## Your instructions:
Pull out each line of the data that includes the word "глаз".

[[ Material for the task, beginning ]]

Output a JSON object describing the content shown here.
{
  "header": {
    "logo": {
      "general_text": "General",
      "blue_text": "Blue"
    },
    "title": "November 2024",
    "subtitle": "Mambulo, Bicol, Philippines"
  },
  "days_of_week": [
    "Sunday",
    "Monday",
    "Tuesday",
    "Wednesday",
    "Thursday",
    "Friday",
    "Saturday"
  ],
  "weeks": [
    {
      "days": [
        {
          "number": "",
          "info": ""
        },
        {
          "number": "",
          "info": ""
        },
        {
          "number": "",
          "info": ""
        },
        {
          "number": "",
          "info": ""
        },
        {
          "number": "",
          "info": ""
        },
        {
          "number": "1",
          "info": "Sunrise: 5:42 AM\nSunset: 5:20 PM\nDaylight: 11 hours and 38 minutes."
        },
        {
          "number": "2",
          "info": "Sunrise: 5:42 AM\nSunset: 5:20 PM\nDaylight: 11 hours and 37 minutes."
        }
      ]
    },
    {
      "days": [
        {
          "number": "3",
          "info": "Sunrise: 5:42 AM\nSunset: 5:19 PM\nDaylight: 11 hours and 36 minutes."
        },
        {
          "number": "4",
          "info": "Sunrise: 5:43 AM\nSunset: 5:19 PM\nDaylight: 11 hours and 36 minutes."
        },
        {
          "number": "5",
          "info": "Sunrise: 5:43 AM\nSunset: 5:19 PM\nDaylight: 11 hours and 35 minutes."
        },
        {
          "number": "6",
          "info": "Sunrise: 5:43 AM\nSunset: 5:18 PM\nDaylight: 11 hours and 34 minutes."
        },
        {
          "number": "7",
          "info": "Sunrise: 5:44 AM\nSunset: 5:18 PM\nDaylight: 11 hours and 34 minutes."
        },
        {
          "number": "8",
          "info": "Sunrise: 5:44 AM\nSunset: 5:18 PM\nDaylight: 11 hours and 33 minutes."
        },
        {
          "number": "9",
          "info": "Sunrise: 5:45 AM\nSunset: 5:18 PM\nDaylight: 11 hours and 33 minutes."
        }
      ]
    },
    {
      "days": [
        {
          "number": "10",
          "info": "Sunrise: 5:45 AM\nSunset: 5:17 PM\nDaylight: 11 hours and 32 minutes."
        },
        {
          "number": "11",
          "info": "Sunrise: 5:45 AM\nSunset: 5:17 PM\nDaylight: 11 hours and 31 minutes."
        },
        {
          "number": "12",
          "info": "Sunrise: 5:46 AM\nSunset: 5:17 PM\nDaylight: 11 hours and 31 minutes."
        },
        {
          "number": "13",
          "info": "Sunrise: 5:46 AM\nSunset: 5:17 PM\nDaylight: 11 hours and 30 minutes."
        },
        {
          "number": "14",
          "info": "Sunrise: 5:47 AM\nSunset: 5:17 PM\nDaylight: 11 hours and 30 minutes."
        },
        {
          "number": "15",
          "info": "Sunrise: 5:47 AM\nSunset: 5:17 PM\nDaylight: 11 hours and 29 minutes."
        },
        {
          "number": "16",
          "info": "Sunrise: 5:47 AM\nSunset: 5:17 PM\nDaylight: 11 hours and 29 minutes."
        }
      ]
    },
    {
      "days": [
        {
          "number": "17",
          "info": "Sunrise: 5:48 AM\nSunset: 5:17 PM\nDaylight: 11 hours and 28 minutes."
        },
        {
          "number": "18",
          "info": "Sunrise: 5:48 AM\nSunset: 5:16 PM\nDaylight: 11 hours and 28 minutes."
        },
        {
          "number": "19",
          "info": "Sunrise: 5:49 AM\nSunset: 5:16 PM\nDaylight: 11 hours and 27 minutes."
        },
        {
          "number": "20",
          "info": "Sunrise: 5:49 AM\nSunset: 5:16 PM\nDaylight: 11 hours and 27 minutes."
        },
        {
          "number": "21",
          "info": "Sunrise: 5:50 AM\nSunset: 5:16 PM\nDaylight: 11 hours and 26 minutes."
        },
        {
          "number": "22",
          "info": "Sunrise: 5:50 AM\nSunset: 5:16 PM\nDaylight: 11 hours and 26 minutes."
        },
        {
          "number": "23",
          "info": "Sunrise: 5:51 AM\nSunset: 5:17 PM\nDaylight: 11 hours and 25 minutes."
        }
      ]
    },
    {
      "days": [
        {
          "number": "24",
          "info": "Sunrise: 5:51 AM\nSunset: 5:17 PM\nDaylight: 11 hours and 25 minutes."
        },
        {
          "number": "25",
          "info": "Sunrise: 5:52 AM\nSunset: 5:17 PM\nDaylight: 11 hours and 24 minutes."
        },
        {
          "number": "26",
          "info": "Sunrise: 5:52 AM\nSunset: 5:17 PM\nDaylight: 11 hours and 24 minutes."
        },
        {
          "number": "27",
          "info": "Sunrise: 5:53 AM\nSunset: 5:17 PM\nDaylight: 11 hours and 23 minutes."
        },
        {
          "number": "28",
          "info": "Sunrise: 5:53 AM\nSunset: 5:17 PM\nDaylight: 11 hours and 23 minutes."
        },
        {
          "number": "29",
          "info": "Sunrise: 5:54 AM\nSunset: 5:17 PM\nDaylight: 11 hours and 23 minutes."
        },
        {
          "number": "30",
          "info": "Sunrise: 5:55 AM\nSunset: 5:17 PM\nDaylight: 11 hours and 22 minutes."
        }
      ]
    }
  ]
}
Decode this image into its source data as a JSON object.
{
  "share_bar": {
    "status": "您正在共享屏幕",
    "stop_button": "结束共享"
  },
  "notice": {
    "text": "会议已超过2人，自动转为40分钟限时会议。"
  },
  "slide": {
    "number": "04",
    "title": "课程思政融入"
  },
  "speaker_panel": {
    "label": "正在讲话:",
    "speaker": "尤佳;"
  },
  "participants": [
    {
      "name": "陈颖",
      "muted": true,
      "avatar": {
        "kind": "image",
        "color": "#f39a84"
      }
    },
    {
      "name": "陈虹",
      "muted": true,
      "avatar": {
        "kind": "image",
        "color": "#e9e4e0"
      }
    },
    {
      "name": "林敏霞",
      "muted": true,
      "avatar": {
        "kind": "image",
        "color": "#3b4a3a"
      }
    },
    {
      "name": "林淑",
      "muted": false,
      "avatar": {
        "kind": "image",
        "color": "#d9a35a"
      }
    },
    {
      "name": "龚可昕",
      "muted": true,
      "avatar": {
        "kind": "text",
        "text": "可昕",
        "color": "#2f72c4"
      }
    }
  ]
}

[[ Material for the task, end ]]
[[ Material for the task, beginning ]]

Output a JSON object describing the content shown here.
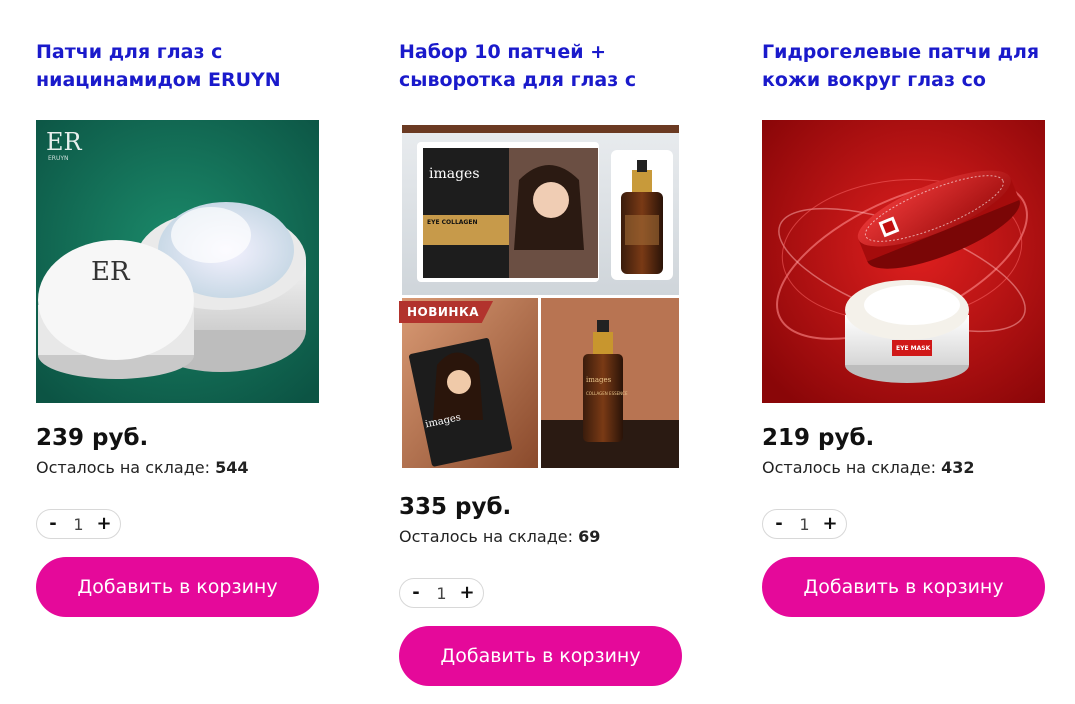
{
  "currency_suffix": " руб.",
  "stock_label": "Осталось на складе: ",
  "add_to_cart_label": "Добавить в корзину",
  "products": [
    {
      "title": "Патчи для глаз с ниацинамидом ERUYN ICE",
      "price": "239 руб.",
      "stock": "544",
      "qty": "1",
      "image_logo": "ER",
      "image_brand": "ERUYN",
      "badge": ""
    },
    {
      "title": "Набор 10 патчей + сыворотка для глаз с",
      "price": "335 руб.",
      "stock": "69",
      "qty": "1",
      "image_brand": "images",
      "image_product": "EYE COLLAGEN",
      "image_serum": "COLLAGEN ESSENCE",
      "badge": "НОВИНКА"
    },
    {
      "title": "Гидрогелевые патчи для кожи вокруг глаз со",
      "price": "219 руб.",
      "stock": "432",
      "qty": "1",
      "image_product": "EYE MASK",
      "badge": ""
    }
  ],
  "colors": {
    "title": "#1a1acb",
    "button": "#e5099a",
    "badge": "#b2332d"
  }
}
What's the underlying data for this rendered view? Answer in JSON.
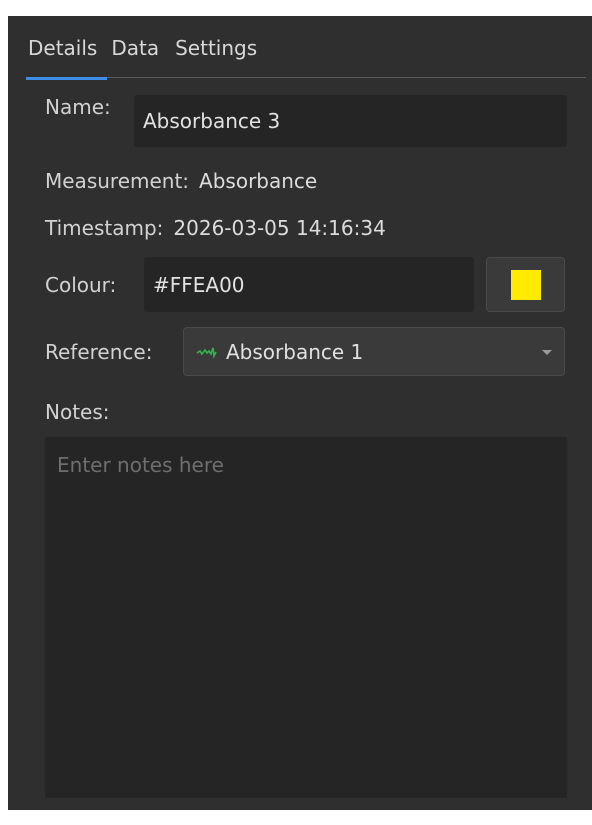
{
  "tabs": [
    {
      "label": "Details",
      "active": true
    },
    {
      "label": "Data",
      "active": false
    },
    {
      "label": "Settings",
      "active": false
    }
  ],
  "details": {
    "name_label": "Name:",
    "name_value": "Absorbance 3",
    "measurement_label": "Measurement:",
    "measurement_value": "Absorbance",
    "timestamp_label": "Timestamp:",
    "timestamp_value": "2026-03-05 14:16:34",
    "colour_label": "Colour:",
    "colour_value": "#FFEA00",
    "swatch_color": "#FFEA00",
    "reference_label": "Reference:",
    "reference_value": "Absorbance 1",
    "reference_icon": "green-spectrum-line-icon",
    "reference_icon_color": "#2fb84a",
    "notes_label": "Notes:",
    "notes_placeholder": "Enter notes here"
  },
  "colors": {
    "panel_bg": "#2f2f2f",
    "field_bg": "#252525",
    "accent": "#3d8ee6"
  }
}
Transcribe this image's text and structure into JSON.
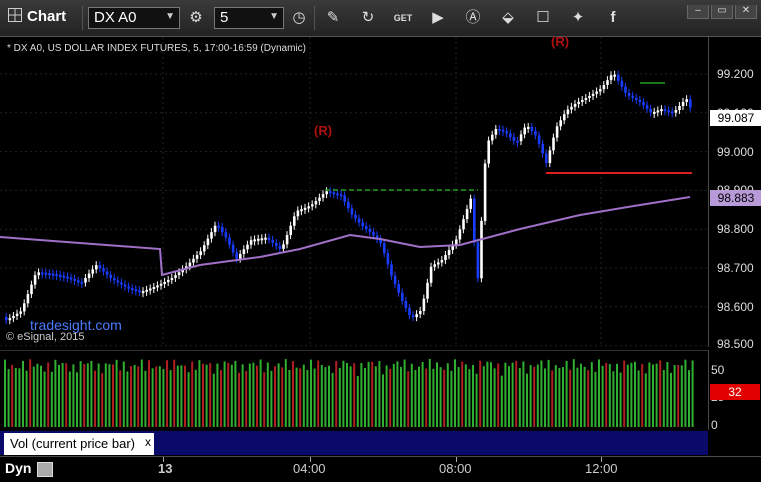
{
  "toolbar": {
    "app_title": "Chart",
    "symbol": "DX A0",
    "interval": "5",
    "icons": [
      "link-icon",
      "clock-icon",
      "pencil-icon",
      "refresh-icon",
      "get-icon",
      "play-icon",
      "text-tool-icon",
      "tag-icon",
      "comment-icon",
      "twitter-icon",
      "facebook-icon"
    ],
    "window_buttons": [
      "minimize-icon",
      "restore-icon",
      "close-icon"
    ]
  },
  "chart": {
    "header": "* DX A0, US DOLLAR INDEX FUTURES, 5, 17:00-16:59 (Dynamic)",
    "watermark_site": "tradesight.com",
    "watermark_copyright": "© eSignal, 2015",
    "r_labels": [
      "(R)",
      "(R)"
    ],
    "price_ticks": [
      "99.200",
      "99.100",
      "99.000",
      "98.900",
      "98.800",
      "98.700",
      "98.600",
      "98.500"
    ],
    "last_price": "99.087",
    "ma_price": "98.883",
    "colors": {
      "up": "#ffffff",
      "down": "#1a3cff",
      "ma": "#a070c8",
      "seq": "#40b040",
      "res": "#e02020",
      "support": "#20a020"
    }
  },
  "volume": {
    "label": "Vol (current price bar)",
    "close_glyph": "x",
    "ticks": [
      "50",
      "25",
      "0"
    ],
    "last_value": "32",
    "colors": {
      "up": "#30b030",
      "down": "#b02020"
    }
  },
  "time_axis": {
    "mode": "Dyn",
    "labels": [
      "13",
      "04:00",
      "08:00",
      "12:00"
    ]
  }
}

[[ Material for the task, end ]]

## Written answer:
      "title": "Патчи для глаз с ниацинамидом ERUYN ICE",
      "title": "Набор 10 патчей + сыворотка для глаз с",
      "title": "Гидрогелевые патчи для кожи вокруг глаз со",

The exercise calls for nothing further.